Crab pulsar beams most energetic gamma rays ever detected from a pulsar

The Crab Nebula in the constellation of Taurus

On October 5, 2011, an international collaboration of astrophysicists announced that they had detected pulsed gamma ray emission from the Crab pulsar having the same period as the Crab pulsar.  Using the VERITAS Cherenkov telescope array in Arizona, they detected gamma ray energies in the range of 100 – 400 billion electron volts, higher than anything previously observed from a pulsar and so energetic that current pulsar cosmic ray acceleration models fail to explain it.

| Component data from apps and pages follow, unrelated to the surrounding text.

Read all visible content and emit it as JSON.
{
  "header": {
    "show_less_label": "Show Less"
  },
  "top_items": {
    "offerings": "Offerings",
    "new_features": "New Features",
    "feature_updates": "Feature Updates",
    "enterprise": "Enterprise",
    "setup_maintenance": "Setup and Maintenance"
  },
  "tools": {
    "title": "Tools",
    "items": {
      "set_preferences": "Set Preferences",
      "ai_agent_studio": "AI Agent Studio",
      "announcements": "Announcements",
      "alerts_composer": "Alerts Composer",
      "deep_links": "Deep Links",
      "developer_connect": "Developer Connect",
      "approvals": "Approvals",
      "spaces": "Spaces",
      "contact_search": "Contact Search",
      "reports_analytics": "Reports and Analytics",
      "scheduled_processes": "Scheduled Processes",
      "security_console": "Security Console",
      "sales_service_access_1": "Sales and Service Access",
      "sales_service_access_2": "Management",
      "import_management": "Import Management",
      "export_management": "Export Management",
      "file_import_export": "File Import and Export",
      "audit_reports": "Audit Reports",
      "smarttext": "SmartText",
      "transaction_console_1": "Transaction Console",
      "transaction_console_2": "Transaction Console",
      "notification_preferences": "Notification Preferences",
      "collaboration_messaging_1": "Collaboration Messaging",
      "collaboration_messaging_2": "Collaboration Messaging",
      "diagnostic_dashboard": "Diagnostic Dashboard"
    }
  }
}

Earlier this year, astronomers announced that they had detected a gamma ray flare from the Crab Nebula that was produced by cosmic ray electrons having energies of up to 10 quadrillion electron volts.  See story at:  This is 100,000 times greater than the gamma ray energies observed to come from the Crab pulsar.  A conservative estimate would place the particle energies involved in producing the Crab Nebula flare as being several orders of magnitude higher than the particle energies inferred from the pulsar’s gamma emission.  So as concluded earlier, it is unlikely that the Crab pulsar is responsible for the Crab Nebula’s gamma emission.